A Brief History
VTIFF was born from the anti-nuclear movement in the 1985, making it the world’s oldest environmental and human rights film festival, although its focus today has broadened to embrace a wide spectrum of social issues and a focus on independent art-house cinema. Founded by two longtime peace and social justice activists, George and Sonia Cullinen, the inspiration for the festival came from the success of their 1981 film, From Washington to Moscow, which documented a Walk for Peace between two rural towns — Washington and Moscow, Vermont. The film won the UNESCO prize at the 1983 Hiroshima International Film Festival in Japan and taught the Cullinens that film and video could motivate people to become involved in their own communities and elsewhere in the world. VTIFF grew out of this vision.
The first Vermont International Film Festival was held in 1985 at Marlboro College in southern Vermont. About one hundred people attended the inaugural event. Now based primarily in Burlington, VTIFF also present showcases in other parts of Vermont. Past festival guests have included such activist artists as actor Danny Glover, Bread & Puppet Theater founder Peter Schumann, and historian and playwright Howard Zinn, among others.

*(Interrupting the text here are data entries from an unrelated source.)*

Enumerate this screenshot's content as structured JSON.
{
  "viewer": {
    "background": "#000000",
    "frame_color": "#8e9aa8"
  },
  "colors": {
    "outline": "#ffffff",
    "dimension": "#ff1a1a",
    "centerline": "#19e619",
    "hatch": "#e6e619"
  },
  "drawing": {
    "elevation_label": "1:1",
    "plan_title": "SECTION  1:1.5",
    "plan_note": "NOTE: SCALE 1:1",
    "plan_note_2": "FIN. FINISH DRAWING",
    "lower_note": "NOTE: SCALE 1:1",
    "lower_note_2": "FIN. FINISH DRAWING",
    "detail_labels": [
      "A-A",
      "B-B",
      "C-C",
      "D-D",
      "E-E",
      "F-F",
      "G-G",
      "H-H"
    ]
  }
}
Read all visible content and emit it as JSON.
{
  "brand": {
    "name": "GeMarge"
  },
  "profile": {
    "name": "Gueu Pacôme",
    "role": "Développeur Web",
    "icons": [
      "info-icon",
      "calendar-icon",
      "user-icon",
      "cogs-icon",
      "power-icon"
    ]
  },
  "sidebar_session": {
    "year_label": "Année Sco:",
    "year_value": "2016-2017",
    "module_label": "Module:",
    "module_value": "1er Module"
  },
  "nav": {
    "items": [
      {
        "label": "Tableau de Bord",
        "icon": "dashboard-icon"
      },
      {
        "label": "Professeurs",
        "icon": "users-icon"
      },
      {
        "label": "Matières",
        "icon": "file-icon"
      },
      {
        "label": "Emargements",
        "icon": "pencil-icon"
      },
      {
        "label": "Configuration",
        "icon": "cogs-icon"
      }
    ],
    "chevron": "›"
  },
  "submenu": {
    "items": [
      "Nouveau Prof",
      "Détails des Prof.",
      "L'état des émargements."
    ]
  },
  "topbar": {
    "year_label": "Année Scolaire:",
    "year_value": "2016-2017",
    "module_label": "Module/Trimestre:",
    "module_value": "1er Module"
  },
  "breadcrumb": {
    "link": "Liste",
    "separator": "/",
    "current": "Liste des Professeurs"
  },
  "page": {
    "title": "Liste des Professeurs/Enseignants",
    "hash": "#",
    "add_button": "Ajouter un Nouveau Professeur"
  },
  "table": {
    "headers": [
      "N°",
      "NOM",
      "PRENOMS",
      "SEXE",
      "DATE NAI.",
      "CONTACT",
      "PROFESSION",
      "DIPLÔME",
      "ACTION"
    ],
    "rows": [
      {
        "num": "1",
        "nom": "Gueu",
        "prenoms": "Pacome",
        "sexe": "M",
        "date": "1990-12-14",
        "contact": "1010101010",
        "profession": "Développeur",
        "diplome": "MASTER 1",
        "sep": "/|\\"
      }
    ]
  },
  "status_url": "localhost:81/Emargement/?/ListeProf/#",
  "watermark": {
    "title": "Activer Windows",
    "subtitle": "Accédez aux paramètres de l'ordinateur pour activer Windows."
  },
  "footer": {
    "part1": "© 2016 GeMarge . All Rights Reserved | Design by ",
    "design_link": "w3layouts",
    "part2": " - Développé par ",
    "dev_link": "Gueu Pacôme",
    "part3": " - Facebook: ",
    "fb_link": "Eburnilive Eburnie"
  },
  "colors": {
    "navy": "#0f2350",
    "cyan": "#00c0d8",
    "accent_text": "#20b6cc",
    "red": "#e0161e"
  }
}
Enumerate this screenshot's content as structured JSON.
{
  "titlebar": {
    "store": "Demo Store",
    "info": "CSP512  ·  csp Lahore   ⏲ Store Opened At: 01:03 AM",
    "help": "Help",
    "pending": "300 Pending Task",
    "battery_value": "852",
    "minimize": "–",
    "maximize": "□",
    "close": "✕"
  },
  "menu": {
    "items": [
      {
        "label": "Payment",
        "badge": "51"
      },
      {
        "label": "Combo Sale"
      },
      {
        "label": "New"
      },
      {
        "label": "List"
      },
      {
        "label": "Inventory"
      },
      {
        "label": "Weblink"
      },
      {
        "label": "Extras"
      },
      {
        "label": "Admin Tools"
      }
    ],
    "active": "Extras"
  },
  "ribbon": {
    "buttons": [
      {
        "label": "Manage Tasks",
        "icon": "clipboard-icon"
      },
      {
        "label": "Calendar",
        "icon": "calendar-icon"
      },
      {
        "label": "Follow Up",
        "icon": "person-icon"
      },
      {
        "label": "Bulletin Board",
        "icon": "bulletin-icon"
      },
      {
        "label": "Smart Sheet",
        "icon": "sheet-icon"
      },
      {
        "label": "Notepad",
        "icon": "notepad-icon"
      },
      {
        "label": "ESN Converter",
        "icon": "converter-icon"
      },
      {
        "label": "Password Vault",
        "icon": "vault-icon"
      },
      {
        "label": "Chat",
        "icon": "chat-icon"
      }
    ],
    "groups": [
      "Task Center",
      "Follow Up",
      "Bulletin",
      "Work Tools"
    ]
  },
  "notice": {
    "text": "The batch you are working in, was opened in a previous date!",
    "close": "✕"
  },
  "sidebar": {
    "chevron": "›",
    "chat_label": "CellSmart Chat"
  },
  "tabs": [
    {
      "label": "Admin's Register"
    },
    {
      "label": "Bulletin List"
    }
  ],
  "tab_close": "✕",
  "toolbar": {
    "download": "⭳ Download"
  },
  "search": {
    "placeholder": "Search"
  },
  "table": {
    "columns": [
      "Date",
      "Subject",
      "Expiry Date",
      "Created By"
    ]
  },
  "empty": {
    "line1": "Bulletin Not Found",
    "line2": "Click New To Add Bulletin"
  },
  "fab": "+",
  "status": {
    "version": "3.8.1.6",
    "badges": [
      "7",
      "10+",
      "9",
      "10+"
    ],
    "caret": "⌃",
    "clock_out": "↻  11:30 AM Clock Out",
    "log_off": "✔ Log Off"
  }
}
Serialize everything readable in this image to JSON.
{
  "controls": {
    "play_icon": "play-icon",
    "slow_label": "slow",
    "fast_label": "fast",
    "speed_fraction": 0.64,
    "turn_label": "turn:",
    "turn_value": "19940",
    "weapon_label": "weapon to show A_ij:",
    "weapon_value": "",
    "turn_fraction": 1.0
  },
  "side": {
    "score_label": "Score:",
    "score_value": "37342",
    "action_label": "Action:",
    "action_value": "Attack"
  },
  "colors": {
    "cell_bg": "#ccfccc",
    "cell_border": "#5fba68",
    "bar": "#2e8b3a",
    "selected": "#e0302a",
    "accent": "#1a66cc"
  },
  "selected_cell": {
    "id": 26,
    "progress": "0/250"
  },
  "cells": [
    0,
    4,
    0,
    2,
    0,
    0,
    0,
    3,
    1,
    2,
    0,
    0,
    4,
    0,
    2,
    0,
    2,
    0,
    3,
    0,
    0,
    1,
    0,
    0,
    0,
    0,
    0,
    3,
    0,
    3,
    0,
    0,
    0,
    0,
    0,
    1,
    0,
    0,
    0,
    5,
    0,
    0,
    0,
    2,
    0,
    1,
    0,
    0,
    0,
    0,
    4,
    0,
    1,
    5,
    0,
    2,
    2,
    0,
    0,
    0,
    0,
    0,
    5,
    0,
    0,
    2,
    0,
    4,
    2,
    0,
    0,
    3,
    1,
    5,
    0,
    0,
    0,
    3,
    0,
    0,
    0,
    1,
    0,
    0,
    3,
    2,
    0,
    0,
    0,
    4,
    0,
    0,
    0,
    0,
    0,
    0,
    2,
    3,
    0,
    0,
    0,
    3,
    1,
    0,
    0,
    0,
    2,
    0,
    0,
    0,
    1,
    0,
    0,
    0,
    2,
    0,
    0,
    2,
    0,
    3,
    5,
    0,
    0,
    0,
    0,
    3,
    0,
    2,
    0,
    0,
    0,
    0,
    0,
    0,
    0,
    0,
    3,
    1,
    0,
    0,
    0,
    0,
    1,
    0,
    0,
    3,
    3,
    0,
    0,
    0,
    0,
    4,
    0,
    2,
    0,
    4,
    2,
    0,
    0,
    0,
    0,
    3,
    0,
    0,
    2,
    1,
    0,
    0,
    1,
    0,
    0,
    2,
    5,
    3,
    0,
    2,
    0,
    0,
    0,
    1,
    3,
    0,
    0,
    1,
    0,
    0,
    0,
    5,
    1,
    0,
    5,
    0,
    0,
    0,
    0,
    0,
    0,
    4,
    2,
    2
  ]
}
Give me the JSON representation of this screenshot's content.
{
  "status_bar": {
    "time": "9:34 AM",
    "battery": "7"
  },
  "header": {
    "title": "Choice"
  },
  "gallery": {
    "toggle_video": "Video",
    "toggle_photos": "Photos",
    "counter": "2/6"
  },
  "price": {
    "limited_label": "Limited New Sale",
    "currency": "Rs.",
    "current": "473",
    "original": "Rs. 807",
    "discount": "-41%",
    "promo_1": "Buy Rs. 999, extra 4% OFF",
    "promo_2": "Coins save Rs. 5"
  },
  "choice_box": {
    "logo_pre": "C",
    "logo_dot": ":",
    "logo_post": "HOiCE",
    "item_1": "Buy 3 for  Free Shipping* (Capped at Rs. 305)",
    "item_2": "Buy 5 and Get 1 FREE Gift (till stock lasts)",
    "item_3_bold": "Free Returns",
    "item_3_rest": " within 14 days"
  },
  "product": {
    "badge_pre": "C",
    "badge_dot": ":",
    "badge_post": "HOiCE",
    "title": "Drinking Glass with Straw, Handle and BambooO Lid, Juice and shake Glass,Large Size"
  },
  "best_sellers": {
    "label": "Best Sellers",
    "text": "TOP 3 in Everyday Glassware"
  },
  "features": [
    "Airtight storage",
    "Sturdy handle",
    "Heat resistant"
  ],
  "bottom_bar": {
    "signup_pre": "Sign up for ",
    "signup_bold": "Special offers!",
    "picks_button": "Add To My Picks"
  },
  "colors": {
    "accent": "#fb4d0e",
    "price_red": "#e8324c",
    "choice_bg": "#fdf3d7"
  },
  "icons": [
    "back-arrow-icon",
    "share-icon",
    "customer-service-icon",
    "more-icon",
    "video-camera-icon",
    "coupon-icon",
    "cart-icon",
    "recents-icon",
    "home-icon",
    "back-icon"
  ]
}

In 2015, VTIFF’s 30th anniversary, students from Champlain College producer a short video relating to the organization’s history: